## TASK DESCRIPTION
The listing must be copied out in full and exactly; no images go with it.

## RECORD SET

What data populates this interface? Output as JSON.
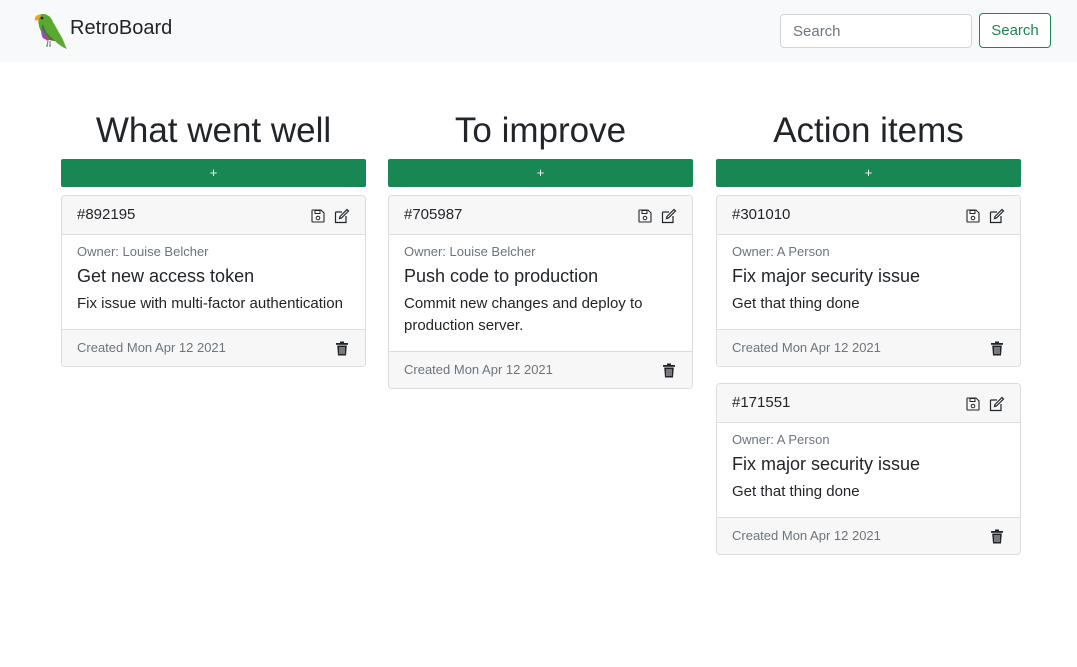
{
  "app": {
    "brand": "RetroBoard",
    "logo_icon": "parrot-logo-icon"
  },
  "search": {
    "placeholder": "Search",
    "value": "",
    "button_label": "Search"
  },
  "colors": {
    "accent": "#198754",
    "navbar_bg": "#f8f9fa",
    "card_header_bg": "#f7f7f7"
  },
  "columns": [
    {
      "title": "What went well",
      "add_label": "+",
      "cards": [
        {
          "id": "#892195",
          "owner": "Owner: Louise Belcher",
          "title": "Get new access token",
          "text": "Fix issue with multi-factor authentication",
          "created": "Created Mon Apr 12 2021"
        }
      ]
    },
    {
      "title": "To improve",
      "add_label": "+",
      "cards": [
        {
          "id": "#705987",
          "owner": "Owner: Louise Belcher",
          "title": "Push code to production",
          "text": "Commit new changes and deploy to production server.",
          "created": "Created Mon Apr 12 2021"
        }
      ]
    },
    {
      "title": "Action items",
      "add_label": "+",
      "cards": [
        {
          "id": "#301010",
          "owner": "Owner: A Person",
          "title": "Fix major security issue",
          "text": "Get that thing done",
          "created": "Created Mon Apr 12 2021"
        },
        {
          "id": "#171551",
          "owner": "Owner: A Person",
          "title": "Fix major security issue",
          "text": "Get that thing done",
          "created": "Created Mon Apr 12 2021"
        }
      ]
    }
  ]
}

## ANSWER FOR THE TASK
What data populates this interface? Output as JSON.
{
  "app": {
    "brand": "RetroBoard",
    "logo_icon": "parrot-logo-icon"
  },
  "search": {
    "placeholder": "Search",
    "value": "",
    "button_label": "Search"
  },
  "colors": {
    "accent": "#198754",
    "navbar_bg": "#f8f9fa",
    "card_header_bg": "#f7f7f7"
  },
  "columns": [
    {
      "title": "What went well",
      "add_label": "+",
      "cards": [
        {
          "id": "#892195",
          "owner": "Owner: Louise Belcher",
          "title": "Get new access token",
          "text": "Fix issue with multi-factor authentication",
          "created": "Created Mon Apr 12 2021"
        }
      ]
    },
    {
      "title": "To improve",
      "add_label": "+",
      "cards": [
        {
          "id": "#705987",
          "owner": "Owner: Louise Belcher",
          "title": "Push code to production",
          "text": "Commit new changes and deploy to production server.",
          "created": "Created Mon Apr 12 2021"
        }
      ]
    },
    {
      "title": "Action items",
      "add_label": "+",
      "cards": [
        {
          "id": "#301010",
          "owner": "Owner: A Person",
          "title": "Fix major security issue",
          "text": "Get that thing done",
          "created": "Created Mon Apr 12 2021"
        },
        {
          "id": "#171551",
          "owner": "Owner: A Person",
          "title": "Fix major security issue",
          "text": "Get that thing done",
          "created": "Created Mon Apr 12 2021"
        }
      ]
    }
  ]
}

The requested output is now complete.